----- RECORDS TO PROCESS -----

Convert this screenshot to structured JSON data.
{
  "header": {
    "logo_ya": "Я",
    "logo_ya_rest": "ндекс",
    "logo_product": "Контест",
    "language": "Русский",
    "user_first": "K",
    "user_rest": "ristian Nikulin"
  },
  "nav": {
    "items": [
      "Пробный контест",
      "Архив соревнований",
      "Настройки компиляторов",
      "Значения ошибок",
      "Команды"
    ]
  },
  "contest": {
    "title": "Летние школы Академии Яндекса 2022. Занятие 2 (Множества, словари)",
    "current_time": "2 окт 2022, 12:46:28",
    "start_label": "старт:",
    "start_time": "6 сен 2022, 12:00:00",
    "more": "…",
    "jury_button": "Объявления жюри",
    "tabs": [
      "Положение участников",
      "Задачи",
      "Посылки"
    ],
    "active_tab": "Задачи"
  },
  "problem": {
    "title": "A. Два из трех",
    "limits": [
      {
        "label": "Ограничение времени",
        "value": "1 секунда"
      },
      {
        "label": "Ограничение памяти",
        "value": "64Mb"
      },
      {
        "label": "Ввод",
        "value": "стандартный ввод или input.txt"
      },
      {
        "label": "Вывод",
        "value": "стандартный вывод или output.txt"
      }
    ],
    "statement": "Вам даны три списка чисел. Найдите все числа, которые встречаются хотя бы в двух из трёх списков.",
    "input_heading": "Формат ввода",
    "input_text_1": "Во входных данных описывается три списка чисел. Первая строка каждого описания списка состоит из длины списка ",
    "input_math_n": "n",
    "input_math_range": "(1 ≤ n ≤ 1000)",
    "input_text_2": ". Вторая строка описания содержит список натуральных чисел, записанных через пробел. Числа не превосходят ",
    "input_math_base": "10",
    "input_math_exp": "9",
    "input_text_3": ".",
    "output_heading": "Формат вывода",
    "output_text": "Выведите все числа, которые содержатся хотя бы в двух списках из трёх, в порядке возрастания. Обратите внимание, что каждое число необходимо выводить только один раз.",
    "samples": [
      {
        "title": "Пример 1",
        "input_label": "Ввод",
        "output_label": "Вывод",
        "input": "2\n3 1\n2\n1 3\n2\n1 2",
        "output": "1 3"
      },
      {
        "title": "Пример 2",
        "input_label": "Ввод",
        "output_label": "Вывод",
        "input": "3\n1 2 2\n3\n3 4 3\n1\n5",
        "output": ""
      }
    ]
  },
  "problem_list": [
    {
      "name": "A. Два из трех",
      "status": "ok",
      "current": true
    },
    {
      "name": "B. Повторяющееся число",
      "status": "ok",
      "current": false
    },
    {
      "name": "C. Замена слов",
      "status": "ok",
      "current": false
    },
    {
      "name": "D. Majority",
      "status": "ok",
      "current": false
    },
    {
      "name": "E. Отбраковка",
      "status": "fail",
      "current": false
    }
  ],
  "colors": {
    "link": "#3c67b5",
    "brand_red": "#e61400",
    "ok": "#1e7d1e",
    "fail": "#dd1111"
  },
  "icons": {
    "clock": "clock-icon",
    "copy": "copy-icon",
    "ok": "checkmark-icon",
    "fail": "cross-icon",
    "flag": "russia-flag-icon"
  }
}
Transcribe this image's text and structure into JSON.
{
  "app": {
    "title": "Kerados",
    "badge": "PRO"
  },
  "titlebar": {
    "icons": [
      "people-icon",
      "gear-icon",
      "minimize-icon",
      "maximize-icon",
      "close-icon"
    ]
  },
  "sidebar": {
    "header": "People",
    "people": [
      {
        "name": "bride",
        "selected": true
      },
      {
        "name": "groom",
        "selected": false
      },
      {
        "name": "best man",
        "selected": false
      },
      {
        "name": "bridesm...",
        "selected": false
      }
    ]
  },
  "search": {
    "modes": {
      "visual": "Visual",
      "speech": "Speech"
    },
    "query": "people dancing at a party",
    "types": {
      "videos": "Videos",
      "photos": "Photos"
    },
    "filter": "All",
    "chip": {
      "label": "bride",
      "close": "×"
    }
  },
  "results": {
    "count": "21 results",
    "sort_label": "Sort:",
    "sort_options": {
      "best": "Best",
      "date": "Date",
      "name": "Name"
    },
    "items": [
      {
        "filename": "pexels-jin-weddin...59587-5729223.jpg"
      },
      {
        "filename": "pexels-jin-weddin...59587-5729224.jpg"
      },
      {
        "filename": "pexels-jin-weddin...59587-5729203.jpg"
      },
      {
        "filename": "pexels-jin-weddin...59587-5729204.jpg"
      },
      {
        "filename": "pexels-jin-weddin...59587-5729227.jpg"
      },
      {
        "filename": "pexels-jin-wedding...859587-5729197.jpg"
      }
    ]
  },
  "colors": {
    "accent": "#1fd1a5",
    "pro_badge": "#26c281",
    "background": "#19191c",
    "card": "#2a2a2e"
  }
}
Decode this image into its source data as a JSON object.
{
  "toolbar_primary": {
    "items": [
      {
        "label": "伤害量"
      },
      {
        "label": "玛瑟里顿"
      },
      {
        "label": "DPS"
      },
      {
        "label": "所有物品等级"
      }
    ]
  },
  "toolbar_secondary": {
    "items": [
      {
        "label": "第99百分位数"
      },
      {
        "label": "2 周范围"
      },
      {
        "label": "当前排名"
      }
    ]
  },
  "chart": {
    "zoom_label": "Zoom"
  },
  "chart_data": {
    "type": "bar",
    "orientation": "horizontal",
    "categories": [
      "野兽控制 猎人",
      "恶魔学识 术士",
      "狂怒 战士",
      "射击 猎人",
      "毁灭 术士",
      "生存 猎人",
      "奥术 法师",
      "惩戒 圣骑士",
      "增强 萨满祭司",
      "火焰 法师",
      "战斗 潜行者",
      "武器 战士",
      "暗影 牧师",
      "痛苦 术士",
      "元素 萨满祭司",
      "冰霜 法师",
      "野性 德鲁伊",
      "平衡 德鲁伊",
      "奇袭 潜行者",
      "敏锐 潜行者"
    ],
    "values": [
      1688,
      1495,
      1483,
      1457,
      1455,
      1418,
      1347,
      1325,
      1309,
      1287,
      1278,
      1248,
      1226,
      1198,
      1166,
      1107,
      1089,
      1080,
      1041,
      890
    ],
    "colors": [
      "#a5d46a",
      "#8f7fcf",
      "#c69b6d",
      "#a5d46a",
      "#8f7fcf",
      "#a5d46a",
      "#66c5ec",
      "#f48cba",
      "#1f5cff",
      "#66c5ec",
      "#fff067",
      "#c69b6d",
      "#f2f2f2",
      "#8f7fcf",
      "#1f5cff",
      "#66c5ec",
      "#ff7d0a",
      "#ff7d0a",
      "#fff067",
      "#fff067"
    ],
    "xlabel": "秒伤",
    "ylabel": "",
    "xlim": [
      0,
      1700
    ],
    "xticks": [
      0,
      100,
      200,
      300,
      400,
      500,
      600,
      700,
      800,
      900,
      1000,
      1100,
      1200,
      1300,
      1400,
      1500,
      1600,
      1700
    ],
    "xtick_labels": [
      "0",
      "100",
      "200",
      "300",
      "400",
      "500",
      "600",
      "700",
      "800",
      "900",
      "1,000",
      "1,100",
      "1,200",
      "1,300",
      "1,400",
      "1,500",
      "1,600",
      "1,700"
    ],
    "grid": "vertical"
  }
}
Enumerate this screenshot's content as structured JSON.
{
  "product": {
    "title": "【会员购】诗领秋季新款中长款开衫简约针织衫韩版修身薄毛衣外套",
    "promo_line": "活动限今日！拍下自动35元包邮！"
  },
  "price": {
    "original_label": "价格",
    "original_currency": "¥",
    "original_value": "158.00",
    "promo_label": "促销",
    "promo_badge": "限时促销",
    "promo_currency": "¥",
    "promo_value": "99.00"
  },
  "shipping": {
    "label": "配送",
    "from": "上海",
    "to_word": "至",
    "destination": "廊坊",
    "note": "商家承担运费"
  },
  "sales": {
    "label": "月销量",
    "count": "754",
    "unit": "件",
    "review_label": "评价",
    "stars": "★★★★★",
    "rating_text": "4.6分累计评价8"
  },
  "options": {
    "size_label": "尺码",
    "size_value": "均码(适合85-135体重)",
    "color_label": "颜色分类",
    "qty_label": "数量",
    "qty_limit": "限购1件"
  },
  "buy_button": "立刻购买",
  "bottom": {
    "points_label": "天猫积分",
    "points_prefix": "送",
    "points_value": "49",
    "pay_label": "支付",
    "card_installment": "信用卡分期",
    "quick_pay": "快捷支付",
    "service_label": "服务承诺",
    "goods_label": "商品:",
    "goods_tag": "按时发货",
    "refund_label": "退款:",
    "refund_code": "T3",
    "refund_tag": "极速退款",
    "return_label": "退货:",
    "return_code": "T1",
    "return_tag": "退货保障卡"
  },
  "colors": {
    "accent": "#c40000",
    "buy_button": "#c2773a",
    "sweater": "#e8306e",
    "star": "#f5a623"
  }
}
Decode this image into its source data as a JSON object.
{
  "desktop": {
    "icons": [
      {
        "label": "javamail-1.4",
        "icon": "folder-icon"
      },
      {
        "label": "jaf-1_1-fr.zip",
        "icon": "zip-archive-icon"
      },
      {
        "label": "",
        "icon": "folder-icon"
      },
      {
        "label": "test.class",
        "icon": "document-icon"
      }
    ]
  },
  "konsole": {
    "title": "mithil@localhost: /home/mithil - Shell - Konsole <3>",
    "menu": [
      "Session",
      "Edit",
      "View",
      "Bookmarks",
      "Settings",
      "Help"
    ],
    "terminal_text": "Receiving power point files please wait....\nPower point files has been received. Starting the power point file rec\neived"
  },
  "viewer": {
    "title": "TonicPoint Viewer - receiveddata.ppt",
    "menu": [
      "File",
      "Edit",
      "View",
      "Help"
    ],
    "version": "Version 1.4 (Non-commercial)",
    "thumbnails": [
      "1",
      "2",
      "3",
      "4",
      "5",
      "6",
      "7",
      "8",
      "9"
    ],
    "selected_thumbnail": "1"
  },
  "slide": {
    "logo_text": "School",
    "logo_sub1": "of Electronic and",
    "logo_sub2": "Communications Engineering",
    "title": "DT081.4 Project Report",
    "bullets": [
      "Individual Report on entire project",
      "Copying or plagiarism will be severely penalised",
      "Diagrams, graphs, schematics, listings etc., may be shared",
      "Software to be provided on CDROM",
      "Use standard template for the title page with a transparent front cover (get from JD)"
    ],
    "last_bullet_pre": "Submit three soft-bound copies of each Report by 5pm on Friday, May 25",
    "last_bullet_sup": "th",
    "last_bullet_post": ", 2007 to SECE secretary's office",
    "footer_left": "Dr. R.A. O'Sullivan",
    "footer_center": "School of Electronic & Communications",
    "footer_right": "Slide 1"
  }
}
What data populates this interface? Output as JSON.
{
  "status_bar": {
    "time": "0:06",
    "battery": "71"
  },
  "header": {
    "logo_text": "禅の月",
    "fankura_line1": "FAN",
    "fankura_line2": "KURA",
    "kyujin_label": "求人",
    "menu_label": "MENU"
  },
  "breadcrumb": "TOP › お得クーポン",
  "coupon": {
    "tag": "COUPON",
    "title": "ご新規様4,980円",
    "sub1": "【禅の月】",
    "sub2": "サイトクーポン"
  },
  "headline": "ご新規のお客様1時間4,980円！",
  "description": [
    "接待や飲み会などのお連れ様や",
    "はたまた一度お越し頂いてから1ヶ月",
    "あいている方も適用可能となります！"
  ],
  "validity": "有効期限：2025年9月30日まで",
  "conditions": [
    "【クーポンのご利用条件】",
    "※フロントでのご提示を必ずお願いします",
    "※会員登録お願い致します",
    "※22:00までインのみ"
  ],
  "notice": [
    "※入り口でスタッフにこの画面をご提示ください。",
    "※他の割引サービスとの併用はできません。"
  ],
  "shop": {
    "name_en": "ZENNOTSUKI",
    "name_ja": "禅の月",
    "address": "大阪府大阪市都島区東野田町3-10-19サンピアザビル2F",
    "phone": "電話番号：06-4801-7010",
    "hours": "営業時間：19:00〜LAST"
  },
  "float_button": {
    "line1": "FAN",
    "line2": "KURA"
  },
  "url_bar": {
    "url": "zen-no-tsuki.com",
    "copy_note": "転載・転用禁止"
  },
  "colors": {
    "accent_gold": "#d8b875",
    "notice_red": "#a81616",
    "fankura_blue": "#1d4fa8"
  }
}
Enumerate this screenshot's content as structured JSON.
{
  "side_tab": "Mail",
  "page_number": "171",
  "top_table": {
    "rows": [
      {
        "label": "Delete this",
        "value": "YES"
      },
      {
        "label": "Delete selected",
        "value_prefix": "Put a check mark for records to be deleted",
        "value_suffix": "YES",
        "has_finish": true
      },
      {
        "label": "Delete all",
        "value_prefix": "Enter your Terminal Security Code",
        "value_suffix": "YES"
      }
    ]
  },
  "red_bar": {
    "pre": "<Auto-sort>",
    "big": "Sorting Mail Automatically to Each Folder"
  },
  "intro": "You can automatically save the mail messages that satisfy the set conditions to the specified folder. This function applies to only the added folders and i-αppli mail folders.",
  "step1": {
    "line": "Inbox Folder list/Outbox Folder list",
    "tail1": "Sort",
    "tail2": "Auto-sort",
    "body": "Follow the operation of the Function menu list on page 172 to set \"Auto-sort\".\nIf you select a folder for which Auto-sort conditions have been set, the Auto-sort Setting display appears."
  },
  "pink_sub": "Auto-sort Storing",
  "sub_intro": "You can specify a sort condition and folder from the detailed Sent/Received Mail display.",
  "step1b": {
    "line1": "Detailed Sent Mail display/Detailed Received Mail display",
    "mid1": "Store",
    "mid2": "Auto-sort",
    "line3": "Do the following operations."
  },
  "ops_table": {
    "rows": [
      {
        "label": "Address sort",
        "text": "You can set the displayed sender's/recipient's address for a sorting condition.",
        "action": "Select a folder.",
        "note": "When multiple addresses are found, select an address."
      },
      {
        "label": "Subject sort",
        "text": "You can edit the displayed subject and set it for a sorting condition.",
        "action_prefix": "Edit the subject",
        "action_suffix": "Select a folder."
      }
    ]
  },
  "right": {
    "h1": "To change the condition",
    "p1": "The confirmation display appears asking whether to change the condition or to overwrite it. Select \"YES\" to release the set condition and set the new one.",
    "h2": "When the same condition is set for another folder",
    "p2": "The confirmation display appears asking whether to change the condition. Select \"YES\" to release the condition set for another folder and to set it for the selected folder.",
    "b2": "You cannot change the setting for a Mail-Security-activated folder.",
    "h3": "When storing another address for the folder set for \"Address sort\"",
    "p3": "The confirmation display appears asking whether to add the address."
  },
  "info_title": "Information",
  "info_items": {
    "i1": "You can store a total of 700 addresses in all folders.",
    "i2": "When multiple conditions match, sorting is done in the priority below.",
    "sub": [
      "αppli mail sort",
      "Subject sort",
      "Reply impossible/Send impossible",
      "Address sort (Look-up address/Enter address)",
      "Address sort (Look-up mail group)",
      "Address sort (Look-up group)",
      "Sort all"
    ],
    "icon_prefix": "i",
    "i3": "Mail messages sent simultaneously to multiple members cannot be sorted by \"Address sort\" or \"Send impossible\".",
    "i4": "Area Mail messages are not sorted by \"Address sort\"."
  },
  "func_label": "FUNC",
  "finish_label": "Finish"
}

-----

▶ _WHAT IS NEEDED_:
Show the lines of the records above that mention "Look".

▶ _RESULT OF THE EXERCISE_:
      "Address sort (Look-up address/Enter address)",
      "Address sort (Look-up mail group)",
      "Address sort (Look-up group)",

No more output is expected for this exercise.